Key in the whole listing below again, keeping every word as it is.
======
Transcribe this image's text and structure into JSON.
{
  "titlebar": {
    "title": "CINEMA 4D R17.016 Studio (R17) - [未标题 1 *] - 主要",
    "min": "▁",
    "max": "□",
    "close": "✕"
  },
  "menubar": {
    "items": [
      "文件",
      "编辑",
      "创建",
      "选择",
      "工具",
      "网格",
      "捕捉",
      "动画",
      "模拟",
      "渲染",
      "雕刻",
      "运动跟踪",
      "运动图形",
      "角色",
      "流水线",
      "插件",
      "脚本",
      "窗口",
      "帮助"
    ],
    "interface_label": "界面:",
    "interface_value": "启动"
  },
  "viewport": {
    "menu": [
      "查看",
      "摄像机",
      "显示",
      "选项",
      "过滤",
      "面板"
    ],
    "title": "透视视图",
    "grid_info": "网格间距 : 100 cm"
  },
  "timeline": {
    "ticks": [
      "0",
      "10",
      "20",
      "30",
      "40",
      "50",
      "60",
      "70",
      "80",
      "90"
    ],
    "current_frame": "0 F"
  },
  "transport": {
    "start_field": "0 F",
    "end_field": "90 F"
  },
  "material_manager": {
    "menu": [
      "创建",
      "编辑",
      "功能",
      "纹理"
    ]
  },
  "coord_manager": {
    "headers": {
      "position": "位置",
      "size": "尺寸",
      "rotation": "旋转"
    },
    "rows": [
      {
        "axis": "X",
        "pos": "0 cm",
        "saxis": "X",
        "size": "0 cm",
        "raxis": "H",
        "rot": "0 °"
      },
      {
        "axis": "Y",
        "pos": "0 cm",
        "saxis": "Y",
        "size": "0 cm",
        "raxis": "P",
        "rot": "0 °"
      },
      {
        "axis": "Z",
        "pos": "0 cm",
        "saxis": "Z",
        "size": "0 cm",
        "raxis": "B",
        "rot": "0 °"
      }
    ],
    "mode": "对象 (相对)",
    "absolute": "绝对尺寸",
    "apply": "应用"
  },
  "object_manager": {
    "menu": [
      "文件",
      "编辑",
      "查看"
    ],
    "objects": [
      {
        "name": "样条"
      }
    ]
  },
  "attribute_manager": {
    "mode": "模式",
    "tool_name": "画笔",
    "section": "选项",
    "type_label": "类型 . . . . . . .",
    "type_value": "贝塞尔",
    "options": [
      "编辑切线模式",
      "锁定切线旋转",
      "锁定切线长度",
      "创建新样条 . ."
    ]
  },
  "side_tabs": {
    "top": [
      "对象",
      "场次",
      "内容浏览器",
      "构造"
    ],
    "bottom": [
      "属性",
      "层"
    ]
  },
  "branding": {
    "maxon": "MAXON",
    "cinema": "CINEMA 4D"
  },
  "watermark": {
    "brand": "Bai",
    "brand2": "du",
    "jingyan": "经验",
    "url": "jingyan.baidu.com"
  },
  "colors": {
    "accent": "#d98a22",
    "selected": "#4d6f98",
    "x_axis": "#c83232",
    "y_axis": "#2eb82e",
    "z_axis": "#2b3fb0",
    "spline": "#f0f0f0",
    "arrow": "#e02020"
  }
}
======
● OUTPUT:
Transcribe this image's text and structure into JSON.
{
  "titlebar": {
    "title": "CINEMA 4D R17.016 Studio (R17) - [未标题 1 *] - 主要",
    "min": "▁",
    "max": "□",
    "close": "✕"
  },
  "menubar": {
    "items": [
      "文件",
      "编辑",
      "创建",
      "选择",
      "工具",
      "网格",
      "捕捉",
      "动画",
      "模拟",
      "渲染",
      "雕刻",
      "运动跟踪",
      "运动图形",
      "角色",
      "流水线",
      "插件",
      "脚本",
      "窗口",
      "帮助"
    ],
    "interface_label": "界面:",
    "interface_value": "启动"
  },
  "viewport": {
    "menu": [
      "查看",
      "摄像机",
      "显示",
      "选项",
      "过滤",
      "面板"
    ],
    "title": "透视视图",
    "grid_info": "网格间距 : 100 cm"
  },
  "timeline": {
    "ticks": [
      "0",
      "10",
      "20",
      "30",
      "40",
      "50",
      "60",
      "70",
      "80",
      "90"
    ],
    "current_frame": "0 F"
  },
  "transport": {
    "start_field": "0 F",
    "end_field": "90 F"
  },
  "material_manager": {
    "menu": [
      "创建",
      "编辑",
      "功能",
      "纹理"
    ]
  },
  "coord_manager": {
    "headers": {
      "position": "位置",
      "size": "尺寸",
      "rotation": "旋转"
    },
    "rows": [
      {
        "axis": "X",
        "pos": "0 cm",
        "saxis": "X",
        "size": "0 cm",
        "raxis": "H",
        "rot": "0 °"
      },
      {
        "axis": "Y",
        "pos": "0 cm",
        "saxis": "Y",
        "size": "0 cm",
        "raxis": "P",
        "rot": "0 °"
      },
      {
        "axis": "Z",
        "pos": "0 cm",
        "saxis": "Z",
        "size": "0 cm",
        "raxis": "B",
        "rot": "0 °"
      }
    ],
    "mode": "对象 (相对)",
    "absolute": "绝对尺寸",
    "apply": "应用"
  },
  "object_manager": {
    "menu": [
      "文件",
      "编辑",
      "查看"
    ],
    "objects": [
      {
        "name": "样条"
      }
    ]
  },
  "attribute_manager": {
    "mode": "模式",
    "tool_name": "画笔",
    "section": "选项",
    "type_label": "类型 . . . . . . .",
    "type_value": "贝塞尔",
    "options": [
      "编辑切线模式",
      "锁定切线旋转",
      "锁定切线长度",
      "创建新样条 . ."
    ]
  },
  "side_tabs": {
    "top": [
      "对象",
      "场次",
      "内容浏览器",
      "构造"
    ],
    "bottom": [
      "属性",
      "层"
    ]
  },
  "branding": {
    "maxon": "MAXON",
    "cinema": "CINEMA 4D"
  },
  "watermark": {
    "brand": "Bai",
    "brand2": "du",
    "jingyan": "经验",
    "url": "jingyan.baidu.com"
  },
  "colors": {
    "accent": "#d98a22",
    "selected": "#4d6f98",
    "x_axis": "#c83232",
    "y_axis": "#2eb82e",
    "z_axis": "#2b3fb0",
    "spline": "#f0f0f0",
    "arrow": "#e02020"
  }
}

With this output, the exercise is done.